Janni Zhong is director of the overseas business division at Fujian High Fortune Bio-Tech, based in the Fuqing Export Processing Zone, in Fuzhou, China. The company is a a fishmeal trader with a fish oil refining plant, and it has a GMP plant for omega-3-related products, including for uses in the healthcare industry. Its clients are in the human consumption and healthcare industry, as well as in the aquaculture, aquafeed, and pet food sectors, and include Chilean salmon producers and Chinese pet food producers. In 2018, Fujian High Fortune Bio-Tech was certified as sustainable by MarinTrust (formerly IFFO RS), becoming one of the first Chinese companies to earn such designation.
In an interview with SeafoodSource, Zhong described her company’s position in the marketplace and why it decided to pursue MarinTrust certification, and what the benefits of the certification have been.
SeafoodSource: Who are your primary customers?
Zhong: While being one of the major exporters of fish oil in China, we also sell to our domestic market.
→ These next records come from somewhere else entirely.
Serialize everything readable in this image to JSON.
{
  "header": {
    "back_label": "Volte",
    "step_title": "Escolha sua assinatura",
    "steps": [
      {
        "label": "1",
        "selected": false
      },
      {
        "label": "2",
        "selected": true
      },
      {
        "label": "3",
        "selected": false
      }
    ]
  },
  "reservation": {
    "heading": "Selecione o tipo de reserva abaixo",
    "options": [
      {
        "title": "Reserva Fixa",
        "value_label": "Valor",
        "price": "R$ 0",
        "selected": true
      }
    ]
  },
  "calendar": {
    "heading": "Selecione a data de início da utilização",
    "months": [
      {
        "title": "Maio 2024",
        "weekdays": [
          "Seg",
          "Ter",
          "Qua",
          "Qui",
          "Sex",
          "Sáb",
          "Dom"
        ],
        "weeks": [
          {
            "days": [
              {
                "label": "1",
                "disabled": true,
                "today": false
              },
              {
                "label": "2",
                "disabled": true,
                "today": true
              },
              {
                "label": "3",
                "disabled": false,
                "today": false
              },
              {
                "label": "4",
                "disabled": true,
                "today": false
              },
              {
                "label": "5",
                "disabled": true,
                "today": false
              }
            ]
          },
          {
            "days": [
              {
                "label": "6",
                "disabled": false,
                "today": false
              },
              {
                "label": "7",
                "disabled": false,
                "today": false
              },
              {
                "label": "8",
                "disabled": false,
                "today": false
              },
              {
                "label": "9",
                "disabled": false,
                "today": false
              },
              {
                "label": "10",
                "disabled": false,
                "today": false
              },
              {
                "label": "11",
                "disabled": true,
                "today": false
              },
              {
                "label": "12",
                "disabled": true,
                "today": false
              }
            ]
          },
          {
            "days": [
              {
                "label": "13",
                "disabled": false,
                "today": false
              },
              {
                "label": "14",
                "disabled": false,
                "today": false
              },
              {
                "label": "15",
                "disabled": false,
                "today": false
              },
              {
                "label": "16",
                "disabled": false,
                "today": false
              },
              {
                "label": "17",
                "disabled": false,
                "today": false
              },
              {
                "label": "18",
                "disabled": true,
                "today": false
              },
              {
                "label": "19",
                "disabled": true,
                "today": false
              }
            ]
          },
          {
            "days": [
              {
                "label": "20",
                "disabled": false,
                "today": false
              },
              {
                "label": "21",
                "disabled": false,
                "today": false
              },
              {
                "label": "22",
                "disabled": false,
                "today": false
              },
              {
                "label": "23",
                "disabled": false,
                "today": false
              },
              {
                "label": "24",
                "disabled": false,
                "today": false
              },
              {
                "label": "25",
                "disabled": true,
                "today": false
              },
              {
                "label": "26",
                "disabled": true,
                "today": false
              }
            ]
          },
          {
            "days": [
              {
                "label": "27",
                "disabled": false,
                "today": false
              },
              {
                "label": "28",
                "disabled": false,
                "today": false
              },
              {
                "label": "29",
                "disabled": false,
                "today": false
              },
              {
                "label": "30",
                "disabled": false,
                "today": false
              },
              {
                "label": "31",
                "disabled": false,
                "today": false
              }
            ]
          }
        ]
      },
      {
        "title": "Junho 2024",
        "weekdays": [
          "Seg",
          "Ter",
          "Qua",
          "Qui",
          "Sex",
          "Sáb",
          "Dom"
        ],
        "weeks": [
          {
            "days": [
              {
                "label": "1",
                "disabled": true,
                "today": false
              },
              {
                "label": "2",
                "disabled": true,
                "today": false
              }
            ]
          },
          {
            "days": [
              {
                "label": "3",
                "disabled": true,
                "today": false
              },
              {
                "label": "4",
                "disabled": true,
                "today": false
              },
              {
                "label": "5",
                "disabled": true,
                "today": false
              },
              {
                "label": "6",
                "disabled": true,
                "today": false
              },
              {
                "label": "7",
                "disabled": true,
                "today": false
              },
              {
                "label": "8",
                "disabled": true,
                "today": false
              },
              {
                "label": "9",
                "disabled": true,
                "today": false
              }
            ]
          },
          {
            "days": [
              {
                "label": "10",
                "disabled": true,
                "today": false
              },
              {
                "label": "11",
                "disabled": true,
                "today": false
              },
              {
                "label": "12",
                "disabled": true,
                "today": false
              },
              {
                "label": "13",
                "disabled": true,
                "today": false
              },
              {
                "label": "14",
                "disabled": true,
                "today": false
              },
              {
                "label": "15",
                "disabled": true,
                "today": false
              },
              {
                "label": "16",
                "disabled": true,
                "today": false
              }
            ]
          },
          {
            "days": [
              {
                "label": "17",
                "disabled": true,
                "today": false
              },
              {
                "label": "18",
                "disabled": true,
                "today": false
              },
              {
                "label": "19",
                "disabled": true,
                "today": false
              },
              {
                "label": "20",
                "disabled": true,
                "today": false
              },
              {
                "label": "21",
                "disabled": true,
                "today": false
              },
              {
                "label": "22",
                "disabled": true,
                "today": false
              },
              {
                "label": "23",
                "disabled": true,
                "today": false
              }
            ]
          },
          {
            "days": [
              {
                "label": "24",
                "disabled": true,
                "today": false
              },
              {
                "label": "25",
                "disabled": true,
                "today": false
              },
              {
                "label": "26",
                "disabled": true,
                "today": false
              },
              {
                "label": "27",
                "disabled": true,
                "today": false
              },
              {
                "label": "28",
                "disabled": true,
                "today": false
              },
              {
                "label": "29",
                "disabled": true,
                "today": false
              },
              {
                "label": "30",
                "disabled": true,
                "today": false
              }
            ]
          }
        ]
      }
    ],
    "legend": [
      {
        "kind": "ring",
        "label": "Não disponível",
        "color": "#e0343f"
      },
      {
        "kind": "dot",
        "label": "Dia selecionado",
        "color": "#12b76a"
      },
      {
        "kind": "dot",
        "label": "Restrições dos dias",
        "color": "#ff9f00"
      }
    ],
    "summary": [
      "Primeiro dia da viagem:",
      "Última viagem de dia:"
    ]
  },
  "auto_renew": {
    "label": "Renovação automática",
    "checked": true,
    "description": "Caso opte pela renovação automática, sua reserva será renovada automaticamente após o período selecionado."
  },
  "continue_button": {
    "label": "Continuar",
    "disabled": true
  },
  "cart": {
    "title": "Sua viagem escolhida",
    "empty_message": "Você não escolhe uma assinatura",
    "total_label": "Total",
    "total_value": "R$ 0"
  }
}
The buyer of our fish oil include traders, fish oil refining plants, pet food plants, animal feed producers, [and others]. Thus, our fish oil is not only for human consumption and healthcare sector but also for pets, animals, and aquaculture.
SeafoodSource: What is the benefit of being the first MarinTrust Chain of Custody certified site in China?
Zhong: We find it to be a good tool to help us not only meet food safety management standards, but also consider the measures that cover both the tracking and traceability of [our] product all along the processing, distribution, and marketing chain, as well as the proper tracking of the documentation and control of the quantity concerned. This would help us stay competitive and keep up with global standards. The benefits of obtaining this certification also include emphasis on traceability, transparency, and sustainability, quality assurance, potential broader market access, assurance to client[s], better brand image, and premium positioning. Additionally, [it helps us in] maximizing social responsibility by broadcasting the importance of environmental protection and sustainability.
SeafoodSource: Are your customers impressed that you are one of the first fishmeal producers in China to achieve this certification?
Zhong: [It] is one of the certificates that our client would want us to provide during their annual auditing of their suppliers. Some clients would stress the importance of the product being [MarinTrust]-certified, so I would say this does provide them with a better impression.
SeafoodSource: Do all your customers ask you for certification like MarinTrust?
Zhong: Not all of our customers.
SeafoodSource: Do you think other Chinese fishmeal and fish oil firms will follow you and also get the MarinTrust certification?
Zhong: I think MarinTrust may be more well-known in other regions. The Chinese companies in this industry may not follow so quickly. I think the process of MarinTrust being accepted by the majority may still take some time, as many Chinese companies do not see it as a necessity. And there are costs, time, and effort that they may not wish to invest in.
SeafoodSource: In your presentation in a recent IFFO webinar, you said that providing assurance on traceability and transparency is important for the salmon farming industry. Were you talking about the salmon farming industry in China? Are Chinese salmon farms and consumers very concerned about traceability and sustainability?
Zhong: No. I was actually referring to our clients in Chile instead of in China, as they are in the salmon farming industry and the end-consumers are becoming more and more concerned about what the salmon they consume is being fed with. But yes, the Chinese salmon farms and consumers are also concerned about traceability and sustainability.
SeafoodSource: Does the Marin Trust provide companies allow your customers to seek more high-end positioning in the marketplace?
Zhong: I think MarinTrust can provide assurance to some extent. However, the assurance would be built upon many other factors, such as the actual quality and profile of the raw material itself, trust, and long-term business relations, [as well as] other certifications.
SeafoodSource: In the webinar, you said the pet food sector is eager to demonstrate compliance with certification standards. Can you explain this further?
Zhong: We supply fish oil as an additive to pet food plants, and we also have this product for the end-consumer – it is fish oil in bottles that can be sprayed directly on pet food or treats, so it adds flavor and nutrition to pet food. In my presentation, rather than suggesting that the pet food sector is eager to demonstrate compliance with certification standards, I expressed my view about the pet food sector from another angle. I think pet food and other products have huge potential in China and many of these products are sold online.
E-commerce is a big trend in China, and we know that China’s e-commerce market size tops the world, according to the “E-Commerce in China 2019” report released recently by the Ministry of Commerce. Per the report, there were more than 900 million online shoppers in 2019. Since 2020, due to the impact of the COVID-19 outbreak, e-commerce platforms have registered more [sales] volume. Observations show that packaging design and how you brand and advertise your products is becoming seemingly significant. Especially the pet industry, which is still a rising market in China. For the pet field, we can see many retailers have utilized premiumization and humanization on formulas, packaging, and design very well.
Thus, I think this is a market-driven story. To be able to stand out and compete with major international brands, the Chinese pet food brands would want to present themselves as award winning and high-standard brands to perform premiumization of their brand.
Photo courtesy of Janni Zhong